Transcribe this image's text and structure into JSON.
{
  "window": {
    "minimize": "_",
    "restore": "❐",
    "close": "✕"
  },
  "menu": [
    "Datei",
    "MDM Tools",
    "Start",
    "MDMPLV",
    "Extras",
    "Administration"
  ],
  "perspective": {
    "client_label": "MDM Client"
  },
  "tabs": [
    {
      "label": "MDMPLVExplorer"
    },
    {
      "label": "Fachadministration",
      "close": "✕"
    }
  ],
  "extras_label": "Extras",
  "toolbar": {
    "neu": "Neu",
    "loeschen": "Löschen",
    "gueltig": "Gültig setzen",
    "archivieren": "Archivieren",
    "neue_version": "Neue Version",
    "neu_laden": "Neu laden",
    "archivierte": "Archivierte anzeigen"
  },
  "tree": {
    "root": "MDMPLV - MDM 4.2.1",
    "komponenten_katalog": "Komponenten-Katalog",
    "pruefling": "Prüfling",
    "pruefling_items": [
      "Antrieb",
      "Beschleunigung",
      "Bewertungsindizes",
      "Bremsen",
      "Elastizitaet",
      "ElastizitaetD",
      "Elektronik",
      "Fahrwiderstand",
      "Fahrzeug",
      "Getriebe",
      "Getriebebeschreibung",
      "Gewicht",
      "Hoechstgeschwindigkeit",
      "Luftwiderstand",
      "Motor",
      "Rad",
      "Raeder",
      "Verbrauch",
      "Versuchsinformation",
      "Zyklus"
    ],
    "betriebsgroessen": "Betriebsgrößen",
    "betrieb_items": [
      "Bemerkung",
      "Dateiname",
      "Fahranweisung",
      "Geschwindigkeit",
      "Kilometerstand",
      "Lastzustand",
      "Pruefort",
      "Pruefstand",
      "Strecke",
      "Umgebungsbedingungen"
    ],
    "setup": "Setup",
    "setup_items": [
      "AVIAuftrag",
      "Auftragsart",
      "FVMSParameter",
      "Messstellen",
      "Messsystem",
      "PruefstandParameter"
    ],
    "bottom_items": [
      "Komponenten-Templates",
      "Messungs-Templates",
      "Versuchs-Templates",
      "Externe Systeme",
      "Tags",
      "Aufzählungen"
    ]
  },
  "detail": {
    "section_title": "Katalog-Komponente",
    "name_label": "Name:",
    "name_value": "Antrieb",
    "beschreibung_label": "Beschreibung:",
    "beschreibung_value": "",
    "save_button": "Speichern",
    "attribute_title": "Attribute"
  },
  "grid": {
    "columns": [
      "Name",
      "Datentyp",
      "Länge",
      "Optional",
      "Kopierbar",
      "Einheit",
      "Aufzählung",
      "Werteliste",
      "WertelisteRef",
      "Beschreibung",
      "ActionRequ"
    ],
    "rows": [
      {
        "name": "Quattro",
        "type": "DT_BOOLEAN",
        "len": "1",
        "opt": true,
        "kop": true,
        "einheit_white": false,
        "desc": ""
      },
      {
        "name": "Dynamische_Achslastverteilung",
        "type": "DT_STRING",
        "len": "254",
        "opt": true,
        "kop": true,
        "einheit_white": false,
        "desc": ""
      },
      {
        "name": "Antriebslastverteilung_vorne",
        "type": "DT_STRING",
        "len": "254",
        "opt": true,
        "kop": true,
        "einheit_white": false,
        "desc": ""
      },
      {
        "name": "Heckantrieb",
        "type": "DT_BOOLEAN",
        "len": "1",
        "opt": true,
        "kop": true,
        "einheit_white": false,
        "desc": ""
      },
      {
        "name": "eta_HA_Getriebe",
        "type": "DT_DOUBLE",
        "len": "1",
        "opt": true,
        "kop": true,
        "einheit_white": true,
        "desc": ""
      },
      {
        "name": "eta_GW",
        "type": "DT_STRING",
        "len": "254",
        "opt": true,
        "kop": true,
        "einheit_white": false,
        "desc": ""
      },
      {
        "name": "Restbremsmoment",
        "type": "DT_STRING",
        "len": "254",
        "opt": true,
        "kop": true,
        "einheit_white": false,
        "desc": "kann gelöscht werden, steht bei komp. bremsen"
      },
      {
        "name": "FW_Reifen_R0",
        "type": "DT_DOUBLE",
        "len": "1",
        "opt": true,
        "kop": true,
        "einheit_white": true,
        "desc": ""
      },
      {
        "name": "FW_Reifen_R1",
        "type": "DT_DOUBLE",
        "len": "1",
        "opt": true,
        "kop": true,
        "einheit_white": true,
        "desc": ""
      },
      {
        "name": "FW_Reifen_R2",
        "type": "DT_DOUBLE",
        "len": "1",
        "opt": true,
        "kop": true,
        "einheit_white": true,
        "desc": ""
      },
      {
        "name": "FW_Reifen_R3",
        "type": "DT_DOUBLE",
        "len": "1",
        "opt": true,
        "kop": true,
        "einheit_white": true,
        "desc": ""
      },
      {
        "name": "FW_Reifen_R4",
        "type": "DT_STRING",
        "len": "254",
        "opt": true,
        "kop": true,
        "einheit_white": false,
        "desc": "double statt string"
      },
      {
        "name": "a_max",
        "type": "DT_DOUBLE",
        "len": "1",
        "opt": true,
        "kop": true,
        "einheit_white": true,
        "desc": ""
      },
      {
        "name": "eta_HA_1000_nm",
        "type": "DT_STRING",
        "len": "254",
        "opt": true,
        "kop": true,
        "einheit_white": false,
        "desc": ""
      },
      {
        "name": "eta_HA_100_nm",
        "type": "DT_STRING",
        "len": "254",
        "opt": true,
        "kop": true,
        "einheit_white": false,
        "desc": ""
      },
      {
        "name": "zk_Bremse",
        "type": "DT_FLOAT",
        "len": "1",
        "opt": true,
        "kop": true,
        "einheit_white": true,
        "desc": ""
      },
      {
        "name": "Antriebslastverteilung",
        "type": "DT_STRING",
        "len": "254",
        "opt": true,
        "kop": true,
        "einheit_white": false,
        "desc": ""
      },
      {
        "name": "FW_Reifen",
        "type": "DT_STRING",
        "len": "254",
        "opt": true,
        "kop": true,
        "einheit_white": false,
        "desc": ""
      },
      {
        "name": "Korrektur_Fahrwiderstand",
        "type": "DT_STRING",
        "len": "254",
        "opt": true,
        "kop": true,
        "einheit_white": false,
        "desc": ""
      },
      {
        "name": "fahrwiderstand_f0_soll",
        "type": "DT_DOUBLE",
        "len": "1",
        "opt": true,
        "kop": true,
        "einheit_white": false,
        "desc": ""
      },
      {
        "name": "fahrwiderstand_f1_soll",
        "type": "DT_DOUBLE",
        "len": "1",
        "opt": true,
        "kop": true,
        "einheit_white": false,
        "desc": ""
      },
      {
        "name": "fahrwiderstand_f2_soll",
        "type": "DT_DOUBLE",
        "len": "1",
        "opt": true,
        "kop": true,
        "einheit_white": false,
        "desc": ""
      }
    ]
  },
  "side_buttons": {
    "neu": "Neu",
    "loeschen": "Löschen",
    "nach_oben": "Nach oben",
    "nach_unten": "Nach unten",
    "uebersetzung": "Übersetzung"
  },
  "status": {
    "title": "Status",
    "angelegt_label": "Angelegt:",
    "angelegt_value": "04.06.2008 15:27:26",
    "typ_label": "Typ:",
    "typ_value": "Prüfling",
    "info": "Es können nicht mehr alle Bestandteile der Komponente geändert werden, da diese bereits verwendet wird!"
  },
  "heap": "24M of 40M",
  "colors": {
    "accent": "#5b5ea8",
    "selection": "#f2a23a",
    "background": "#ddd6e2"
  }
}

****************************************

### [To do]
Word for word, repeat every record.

### [Response]
Transcribe this image's text and structure into JSON.
{
  "window": {
    "minimize": "_",
    "restore": "❐",
    "close": "✕"
  },
  "menu": [
    "Datei",
    "MDM Tools",
    "Start",
    "MDMPLV",
    "Extras",
    "Administration"
  ],
  "perspective": {
    "client_label": "MDM Client"
  },
  "tabs": [
    {
      "label": "MDMPLVExplorer"
    },
    {
      "label": "Fachadministration",
      "close": "✕"
    }
  ],
  "extras_label": "Extras",
  "toolbar": {
    "neu": "Neu",
    "loeschen": "Löschen",
    "gueltig": "Gültig setzen",
    "archivieren": "Archivieren",
    "neue_version": "Neue Version",
    "neu_laden": "Neu laden",
    "archivierte": "Archivierte anzeigen"
  },
  "tree": {
    "root": "MDMPLV - MDM 4.2.1",
    "komponenten_katalog": "Komponenten-Katalog",
    "pruefling": "Prüfling",
    "pruefling_items": [
      "Antrieb",
      "Beschleunigung",
      "Bewertungsindizes",
      "Bremsen",
      "Elastizitaet",
      "ElastizitaetD",
      "Elektronik",
      "Fahrwiderstand",
      "Fahrzeug",
      "Getriebe",
      "Getriebebeschreibung",
      "Gewicht",
      "Hoechstgeschwindigkeit",
      "Luftwiderstand",
      "Motor",
      "Rad",
      "Raeder",
      "Verbrauch",
      "Versuchsinformation",
      "Zyklus"
    ],
    "betriebsgroessen": "Betriebsgrößen",
    "betrieb_items": [
      "Bemerkung",
      "Dateiname",
      "Fahranweisung",
      "Geschwindigkeit",
      "Kilometerstand",
      "Lastzustand",
      "Pruefort",
      "Pruefstand",
      "Strecke",
      "Umgebungsbedingungen"
    ],
    "setup": "Setup",
    "setup_items": [
      "AVIAuftrag",
      "Auftragsart",
      "FVMSParameter",
      "Messstellen",
      "Messsystem",
      "PruefstandParameter"
    ],
    "bottom_items": [
      "Komponenten-Templates",
      "Messungs-Templates",
      "Versuchs-Templates",
      "Externe Systeme",
      "Tags",
      "Aufzählungen"
    ]
  },
  "detail": {
    "section_title": "Katalog-Komponente",
    "name_label": "Name:",
    "name_value": "Antrieb",
    "beschreibung_label": "Beschreibung:",
    "beschreibung_value": "",
    "save_button": "Speichern",
    "attribute_title": "Attribute"
  },
  "grid": {
    "columns": [
      "Name",
      "Datentyp",
      "Länge",
      "Optional",
      "Kopierbar",
      "Einheit",
      "Aufzählung",
      "Werteliste",
      "WertelisteRef",
      "Beschreibung",
      "ActionRequ"
    ],
    "rows": [
      {
        "name": "Quattro",
        "type": "DT_BOOLEAN",
        "len": "1",
        "opt": true,
        "kop": true,
        "einheit_white": false,
        "desc": ""
      },
      {
        "name": "Dynamische_Achslastverteilung",
        "type": "DT_STRING",
        "len": "254",
        "opt": true,
        "kop": true,
        "einheit_white": false,
        "desc": ""
      },
      {
        "name": "Antriebslastverteilung_vorne",
        "type": "DT_STRING",
        "len": "254",
        "opt": true,
        "kop": true,
        "einheit_white": false,
        "desc": ""
      },
      {
        "name": "Heckantrieb",
        "type": "DT_BOOLEAN",
        "len": "1",
        "opt": true,
        "kop": true,
        "einheit_white": false,
        "desc": ""
      },
      {
        "name": "eta_HA_Getriebe",
        "type": "DT_DOUBLE",
        "len": "1",
        "opt": true,
        "kop": true,
        "einheit_white": true,
        "desc": ""
      },
      {
        "name": "eta_GW",
        "type": "DT_STRING",
        "len": "254",
        "opt": true,
        "kop": true,
        "einheit_white": false,
        "desc": ""
      },
      {
        "name": "Restbremsmoment",
        "type": "DT_STRING",
        "len": "254",
        "opt": true,
        "kop": true,
        "einheit_white": false,
        "desc": "kann gelöscht werden, steht bei komp. bremsen"
      },
      {
        "name": "FW_Reifen_R0",
        "type": "DT_DOUBLE",
        "len": "1",
        "opt": true,
        "kop": true,
        "einheit_white": true,
        "desc": ""
      },
      {
        "name": "FW_Reifen_R1",
        "type": "DT_DOUBLE",
        "len": "1",
        "opt": true,
        "kop": true,
        "einheit_white": true,
        "desc": ""
      },
      {
        "name": "FW_Reifen_R2",
        "type": "DT_DOUBLE",
        "len": "1",
        "opt": true,
        "kop": true,
        "einheit_white": true,
        "desc": ""
      },
      {
        "name": "FW_Reifen_R3",
        "type": "DT_DOUBLE",
        "len": "1",
        "opt": true,
        "kop": true,
        "einheit_white": true,
        "desc": ""
      },
      {
        "name": "FW_Reifen_R4",
        "type": "DT_STRING",
        "len": "254",
        "opt": true,
        "kop": true,
        "einheit_white": false,
        "desc": "double statt string"
      },
      {
        "name": "a_max",
        "type": "DT_DOUBLE",
        "len": "1",
        "opt": true,
        "kop": true,
        "einheit_white": true,
        "desc": ""
      },
      {
        "name": "eta_HA_1000_nm",
        "type": "DT_STRING",
        "len": "254",
        "opt": true,
        "kop": true,
        "einheit_white": false,
        "desc": ""
      },
      {
        "name": "eta_HA_100_nm",
        "type": "DT_STRING",
        "len": "254",
        "opt": true,
        "kop": true,
        "einheit_white": false,
        "desc": ""
      },
      {
        "name": "zk_Bremse",
        "type": "DT_FLOAT",
        "len": "1",
        "opt": true,
        "kop": true,
        "einheit_white": true,
        "desc": ""
      },
      {
        "name": "Antriebslastverteilung",
        "type": "DT_STRING",
        "len": "254",
        "opt": true,
        "kop": true,
        "einheit_white": false,
        "desc": ""
      },
      {
        "name": "FW_Reifen",
        "type": "DT_STRING",
        "len": "254",
        "opt": true,
        "kop": true,
        "einheit_white": false,
        "desc": ""
      },
      {
        "name": "Korrektur_Fahrwiderstand",
        "type": "DT_STRING",
        "len": "254",
        "opt": true,
        "kop": true,
        "einheit_white": false,
        "desc": ""
      },
      {
        "name": "fahrwiderstand_f0_soll",
        "type": "DT_DOUBLE",
        "len": "1",
        "opt": true,
        "kop": true,
        "einheit_white": false,
        "desc": ""
      },
      {
        "name": "fahrwiderstand_f1_soll",
        "type": "DT_DOUBLE",
        "len": "1",
        "opt": true,
        "kop": true,
        "einheit_white": false,
        "desc": ""
      },
      {
        "name": "fahrwiderstand_f2_soll",
        "type": "DT_DOUBLE",
        "len": "1",
        "opt": true,
        "kop": true,
        "einheit_white": false,
        "desc": ""
      }
    ]
  },
  "side_buttons": {
    "neu": "Neu",
    "loeschen": "Löschen",
    "nach_oben": "Nach oben",
    "nach_unten": "Nach unten",
    "uebersetzung": "Übersetzung"
  },
  "status": {
    "title": "Status",
    "angelegt_label": "Angelegt:",
    "angelegt_value": "04.06.2008 15:27:26",
    "typ_label": "Typ:",
    "typ_value": "Prüfling",
    "info": "Es können nicht mehr alle Bestandteile der Komponente geändert werden, da diese bereits verwendet wird!"
  },
  "heap": "24M of 40M",
  "colors": {
    "accent": "#5b5ea8",
    "selection": "#f2a23a",
    "background": "#ddd6e2"
  }
}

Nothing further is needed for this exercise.